If your paychecks are being deposited into your account automatically, talk with your employer’s finance or payroll department and have them automatically withdraw money each payday from your check and deposit it into a savings account. Even if you can only start by saving five dollars each payday, the savings will begin to add up after a while. Once you have eliminated some of your debts, such as credit card payments, you can up the amount that goes into your savings. It is far easier to have the money withdrawn up front and never see it than it is to remove it from your checking account yourself.
4. Pack a Lunch

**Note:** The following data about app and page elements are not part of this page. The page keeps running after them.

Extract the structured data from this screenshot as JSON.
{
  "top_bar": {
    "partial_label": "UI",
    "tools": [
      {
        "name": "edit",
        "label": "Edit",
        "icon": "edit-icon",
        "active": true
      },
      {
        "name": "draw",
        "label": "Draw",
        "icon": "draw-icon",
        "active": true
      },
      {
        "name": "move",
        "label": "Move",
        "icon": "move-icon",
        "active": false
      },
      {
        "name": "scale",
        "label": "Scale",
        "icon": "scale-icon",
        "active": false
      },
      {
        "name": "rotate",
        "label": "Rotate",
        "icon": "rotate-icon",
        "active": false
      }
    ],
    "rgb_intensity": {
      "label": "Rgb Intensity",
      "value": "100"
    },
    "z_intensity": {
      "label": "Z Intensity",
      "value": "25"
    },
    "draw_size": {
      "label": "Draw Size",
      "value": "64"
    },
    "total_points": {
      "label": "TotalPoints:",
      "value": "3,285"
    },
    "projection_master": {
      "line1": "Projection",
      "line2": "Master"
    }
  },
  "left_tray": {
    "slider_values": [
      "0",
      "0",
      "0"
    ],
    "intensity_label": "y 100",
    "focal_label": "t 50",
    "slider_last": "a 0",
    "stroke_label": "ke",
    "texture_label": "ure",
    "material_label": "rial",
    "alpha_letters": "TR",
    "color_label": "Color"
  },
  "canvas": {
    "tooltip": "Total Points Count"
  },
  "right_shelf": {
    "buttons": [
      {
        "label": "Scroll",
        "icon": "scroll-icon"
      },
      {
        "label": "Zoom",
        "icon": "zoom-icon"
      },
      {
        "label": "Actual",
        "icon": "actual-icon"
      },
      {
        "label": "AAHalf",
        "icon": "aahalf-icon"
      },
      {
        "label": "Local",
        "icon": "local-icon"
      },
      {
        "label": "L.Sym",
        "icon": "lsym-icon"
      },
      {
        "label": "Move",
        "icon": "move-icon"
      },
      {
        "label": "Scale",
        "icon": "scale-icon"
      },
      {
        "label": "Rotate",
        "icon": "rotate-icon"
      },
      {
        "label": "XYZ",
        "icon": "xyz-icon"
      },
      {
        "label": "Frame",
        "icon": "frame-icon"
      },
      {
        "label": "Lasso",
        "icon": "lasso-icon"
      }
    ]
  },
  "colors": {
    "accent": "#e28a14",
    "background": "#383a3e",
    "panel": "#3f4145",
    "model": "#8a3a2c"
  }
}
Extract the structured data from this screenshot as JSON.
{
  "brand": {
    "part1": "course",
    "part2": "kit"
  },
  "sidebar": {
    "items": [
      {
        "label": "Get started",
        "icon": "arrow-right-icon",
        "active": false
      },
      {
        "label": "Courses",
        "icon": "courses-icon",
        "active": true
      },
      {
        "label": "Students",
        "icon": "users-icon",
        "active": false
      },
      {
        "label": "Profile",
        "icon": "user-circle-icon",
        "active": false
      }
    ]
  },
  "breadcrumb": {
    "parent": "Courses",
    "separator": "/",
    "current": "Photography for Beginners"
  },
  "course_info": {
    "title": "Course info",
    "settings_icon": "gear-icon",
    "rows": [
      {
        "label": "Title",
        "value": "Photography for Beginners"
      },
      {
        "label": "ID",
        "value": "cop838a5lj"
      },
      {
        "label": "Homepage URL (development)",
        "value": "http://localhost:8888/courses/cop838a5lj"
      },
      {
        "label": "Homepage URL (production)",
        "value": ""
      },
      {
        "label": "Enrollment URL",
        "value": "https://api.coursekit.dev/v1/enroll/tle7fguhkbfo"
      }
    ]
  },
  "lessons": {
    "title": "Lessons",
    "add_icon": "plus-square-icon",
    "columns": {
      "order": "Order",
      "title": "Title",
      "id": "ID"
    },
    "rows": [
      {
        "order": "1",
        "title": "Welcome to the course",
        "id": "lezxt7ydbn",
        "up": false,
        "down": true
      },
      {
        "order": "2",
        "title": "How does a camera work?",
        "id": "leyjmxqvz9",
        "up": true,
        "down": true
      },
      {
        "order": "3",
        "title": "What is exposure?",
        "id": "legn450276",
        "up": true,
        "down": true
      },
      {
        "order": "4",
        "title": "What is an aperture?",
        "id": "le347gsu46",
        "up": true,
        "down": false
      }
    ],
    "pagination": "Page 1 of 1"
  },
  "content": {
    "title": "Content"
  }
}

So many people who are in debt say that even an extra $50 or $100 each month would be an enormous help. Many of those same people do not realize just how much money they spend each month on lunch, snacks, and coffee.
Examine your spending habits for food. If you buy a Starbuck’s coffee each morning for $5.00, then spend another $7.50 on lunch, and yet another $2.50 on an afternoon snack each day, that is $15.00 each day out of your pocket. Over the course of a month that adds up to around $300. Pack a sandwich, take a thermos of coffee from home, and put that $300 towards your credit card debt.
By taking stock of our spending habits and the emotions we have that lead to spending, we can eliminate a lot of unnecessary expenditures in our lives. That savings can be put towards getting us out of debt, which in turn relieves stress both at home and at work. We do not feel as pressured when we know we have some money in the bank, and we are happier when we do not have to work overtime just to make ends meet.
Even though it may take more effort in the beginning, by learning how to manage spending, and by saving money when you can, you can achieve a greater life balance because of it. You will find you experience much greater happiness and fulfillment in all aspects of your life when you are not struggling to get by.
Thanks to Student Scrooge for featuring this article in the Festival of Frugality, to The Coaching Commons for including this post in the The Chronicle of Coaching News of the Week, to Credit Withdrawal for publishing this article in the Carnival of Financial Goals, and to Everything Finance for inclusion in the Carnival of Everything Finance.